"HI-EMA has already taken measures to ensure that an incident such as the one that occurred this morning does not happen again. HI-EMA has also started a review of cancellation procedures to inform the public immediately if a cancellation is warranted. We understand that false alarms such as this can erode public confidence in our emergency notification systems. We understand the serious nature of the warning alert systems and the need to get this right 100% of the time."

“I know first-hand how today’s false alarm affected all of us here in Hawaii, and I am sorry for the pain and confusion it caused. I, too, am extremely upset about this and am doing everything I can
do to immediately improve our emergency management systems, procedures, and staffing,” said Governor. David Ige.

In an interview with CNN, Ige elaborated on the mistake. "It was a mistake made during a standard procedure at the change over of a shift, and an employee pushed the wrong button," he said.

Ige then said that he was meeting with top defense and emergency management officials from the state "to determine what caused this morning's false alarm and to prevent it from happening again."

Ajit Pai, chairman of the US Federal Communications Commission, announced the investigation on Twitter.

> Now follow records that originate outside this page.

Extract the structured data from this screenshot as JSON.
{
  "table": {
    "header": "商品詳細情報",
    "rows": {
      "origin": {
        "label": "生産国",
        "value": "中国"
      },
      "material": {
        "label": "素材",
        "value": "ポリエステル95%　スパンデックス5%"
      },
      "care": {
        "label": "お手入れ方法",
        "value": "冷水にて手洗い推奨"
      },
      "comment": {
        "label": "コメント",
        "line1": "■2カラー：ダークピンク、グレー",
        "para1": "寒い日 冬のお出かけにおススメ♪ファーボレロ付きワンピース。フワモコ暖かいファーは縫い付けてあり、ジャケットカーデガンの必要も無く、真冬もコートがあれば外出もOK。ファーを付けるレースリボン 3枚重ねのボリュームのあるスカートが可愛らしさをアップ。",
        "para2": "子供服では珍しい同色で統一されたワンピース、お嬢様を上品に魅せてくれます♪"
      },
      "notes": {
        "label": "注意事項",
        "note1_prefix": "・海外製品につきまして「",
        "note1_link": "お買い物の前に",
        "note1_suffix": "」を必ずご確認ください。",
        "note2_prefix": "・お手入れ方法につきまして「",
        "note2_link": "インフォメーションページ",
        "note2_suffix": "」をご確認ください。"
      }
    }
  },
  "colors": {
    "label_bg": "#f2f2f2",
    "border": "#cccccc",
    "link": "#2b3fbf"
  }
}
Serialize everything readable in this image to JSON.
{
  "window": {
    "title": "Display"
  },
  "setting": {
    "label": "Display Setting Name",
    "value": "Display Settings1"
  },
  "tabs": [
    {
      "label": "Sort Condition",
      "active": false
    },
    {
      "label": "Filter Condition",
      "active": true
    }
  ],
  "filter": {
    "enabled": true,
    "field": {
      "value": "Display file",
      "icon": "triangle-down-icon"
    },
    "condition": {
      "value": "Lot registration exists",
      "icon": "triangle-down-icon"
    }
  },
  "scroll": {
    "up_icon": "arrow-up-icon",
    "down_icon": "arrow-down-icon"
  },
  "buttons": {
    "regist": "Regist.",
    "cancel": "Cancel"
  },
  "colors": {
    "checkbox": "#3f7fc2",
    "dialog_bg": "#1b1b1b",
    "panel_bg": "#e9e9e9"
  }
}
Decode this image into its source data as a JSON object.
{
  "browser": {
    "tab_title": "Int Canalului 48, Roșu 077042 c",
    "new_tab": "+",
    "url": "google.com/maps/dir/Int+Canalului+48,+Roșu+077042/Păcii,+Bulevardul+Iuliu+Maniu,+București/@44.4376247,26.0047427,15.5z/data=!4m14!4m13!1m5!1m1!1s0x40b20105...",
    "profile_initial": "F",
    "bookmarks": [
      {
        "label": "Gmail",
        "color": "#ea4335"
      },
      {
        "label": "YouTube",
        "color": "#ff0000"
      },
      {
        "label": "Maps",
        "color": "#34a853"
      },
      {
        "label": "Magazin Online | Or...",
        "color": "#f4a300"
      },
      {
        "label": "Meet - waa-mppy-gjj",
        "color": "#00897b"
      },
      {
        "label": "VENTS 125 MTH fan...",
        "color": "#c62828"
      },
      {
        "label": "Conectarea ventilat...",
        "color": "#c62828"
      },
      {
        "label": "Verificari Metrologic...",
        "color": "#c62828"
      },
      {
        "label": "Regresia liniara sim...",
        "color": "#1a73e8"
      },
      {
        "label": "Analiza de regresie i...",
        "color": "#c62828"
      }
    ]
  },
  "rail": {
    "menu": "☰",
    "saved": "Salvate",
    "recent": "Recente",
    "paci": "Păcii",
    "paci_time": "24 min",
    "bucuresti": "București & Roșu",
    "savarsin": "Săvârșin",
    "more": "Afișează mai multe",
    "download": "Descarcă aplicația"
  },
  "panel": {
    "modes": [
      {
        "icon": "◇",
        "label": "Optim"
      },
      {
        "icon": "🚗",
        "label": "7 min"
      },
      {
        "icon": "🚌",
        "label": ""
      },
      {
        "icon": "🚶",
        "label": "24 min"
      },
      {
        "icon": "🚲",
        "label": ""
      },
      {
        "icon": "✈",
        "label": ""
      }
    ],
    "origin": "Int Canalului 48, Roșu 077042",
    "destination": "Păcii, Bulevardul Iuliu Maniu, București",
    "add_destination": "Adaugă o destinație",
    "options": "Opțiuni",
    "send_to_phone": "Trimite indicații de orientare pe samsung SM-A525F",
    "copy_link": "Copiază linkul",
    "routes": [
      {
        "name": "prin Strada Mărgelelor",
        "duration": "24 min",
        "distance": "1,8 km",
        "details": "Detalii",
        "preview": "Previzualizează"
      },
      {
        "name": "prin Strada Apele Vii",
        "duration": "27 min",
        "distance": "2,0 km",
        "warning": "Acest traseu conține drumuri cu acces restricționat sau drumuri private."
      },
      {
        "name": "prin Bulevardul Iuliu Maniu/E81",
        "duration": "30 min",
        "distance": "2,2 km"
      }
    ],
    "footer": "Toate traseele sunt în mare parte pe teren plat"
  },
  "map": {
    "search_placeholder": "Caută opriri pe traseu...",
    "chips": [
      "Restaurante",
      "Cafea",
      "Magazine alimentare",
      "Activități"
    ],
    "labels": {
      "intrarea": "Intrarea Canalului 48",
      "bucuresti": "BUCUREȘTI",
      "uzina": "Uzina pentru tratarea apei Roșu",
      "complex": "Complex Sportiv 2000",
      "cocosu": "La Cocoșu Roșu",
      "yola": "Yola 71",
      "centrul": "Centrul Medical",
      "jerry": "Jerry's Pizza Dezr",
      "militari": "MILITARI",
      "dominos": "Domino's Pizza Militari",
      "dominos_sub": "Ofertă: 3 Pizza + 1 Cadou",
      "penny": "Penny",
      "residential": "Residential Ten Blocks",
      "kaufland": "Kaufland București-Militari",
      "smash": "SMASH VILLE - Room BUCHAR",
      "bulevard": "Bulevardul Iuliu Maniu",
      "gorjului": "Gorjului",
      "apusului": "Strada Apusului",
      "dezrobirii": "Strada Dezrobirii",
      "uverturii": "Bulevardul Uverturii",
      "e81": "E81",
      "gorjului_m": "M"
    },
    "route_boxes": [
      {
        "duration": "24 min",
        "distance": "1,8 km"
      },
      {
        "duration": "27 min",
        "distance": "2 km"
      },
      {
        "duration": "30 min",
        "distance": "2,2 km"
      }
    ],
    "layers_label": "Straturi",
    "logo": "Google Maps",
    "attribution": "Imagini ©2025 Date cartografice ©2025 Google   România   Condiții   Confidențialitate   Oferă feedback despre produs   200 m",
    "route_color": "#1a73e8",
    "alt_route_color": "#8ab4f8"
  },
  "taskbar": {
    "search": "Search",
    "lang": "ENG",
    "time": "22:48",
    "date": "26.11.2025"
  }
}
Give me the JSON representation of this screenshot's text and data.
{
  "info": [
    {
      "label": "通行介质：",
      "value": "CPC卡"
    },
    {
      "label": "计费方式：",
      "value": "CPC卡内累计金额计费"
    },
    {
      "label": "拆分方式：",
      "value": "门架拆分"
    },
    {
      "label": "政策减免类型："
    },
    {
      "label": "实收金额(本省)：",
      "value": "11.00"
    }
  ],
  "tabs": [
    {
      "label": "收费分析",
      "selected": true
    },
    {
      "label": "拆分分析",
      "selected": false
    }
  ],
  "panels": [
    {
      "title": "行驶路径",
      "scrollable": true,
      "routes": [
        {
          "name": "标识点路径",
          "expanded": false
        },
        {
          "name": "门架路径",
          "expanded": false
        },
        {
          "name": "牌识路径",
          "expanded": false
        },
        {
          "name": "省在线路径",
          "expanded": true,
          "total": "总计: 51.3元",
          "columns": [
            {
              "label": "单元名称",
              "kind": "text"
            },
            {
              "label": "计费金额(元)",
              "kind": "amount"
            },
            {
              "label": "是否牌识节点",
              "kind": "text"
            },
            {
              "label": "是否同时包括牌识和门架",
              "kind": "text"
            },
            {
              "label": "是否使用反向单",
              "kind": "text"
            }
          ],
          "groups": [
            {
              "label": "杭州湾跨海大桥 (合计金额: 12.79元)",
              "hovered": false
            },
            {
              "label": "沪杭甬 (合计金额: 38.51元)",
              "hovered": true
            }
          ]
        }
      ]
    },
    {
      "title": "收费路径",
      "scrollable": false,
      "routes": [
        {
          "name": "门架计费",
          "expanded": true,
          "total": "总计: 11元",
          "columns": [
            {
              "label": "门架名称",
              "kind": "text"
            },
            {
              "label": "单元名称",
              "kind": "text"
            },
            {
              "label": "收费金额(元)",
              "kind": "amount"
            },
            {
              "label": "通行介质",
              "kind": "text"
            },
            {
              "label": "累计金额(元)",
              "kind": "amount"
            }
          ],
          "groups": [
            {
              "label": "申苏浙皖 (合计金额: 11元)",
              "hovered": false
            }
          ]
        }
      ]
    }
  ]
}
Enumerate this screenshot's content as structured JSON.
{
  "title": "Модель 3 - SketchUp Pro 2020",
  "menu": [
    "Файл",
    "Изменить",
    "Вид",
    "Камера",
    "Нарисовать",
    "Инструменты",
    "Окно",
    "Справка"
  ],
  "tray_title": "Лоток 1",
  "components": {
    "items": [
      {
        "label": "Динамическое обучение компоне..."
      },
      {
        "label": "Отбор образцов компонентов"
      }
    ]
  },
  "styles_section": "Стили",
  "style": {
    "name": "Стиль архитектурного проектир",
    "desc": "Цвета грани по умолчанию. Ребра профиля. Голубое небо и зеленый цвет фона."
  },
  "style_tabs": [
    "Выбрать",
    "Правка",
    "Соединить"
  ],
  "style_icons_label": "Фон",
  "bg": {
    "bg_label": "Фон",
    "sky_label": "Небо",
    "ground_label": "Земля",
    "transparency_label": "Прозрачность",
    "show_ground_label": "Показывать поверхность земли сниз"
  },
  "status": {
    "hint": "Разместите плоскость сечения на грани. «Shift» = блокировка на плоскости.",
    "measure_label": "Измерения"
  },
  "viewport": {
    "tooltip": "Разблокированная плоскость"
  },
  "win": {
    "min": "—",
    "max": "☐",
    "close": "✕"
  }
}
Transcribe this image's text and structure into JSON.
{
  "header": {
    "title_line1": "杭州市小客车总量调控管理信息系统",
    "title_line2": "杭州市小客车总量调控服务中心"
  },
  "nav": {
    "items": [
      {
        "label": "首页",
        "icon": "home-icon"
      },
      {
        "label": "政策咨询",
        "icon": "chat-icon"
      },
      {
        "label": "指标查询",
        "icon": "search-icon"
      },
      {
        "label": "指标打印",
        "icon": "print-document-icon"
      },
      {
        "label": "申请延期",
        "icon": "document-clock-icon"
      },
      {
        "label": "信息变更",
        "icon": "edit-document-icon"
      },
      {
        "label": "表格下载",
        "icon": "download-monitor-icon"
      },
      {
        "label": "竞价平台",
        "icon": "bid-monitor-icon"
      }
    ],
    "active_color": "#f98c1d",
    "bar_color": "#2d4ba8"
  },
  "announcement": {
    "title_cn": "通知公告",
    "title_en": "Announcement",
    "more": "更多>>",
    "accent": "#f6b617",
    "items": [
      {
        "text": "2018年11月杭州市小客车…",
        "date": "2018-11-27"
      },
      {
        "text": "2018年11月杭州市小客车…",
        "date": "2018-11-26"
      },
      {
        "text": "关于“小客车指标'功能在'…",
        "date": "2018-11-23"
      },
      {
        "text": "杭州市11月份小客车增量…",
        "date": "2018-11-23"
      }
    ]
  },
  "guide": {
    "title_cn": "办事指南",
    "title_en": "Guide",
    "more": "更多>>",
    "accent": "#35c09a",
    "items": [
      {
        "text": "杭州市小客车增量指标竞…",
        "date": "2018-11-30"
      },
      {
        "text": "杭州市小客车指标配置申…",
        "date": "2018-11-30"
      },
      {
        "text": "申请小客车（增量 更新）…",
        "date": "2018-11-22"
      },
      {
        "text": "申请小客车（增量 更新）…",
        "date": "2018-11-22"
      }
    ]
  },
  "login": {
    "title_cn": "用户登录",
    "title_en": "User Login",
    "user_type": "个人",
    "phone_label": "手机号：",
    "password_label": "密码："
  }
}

Ige also apologised for the "the pain and confusion it caused" while promising to undertake a whole review of the HI-EMA operational procedure. He also pleaded for better relations with North Korea "so that warnings and sirens can become a thing of the past."

The full timeline of events can be found here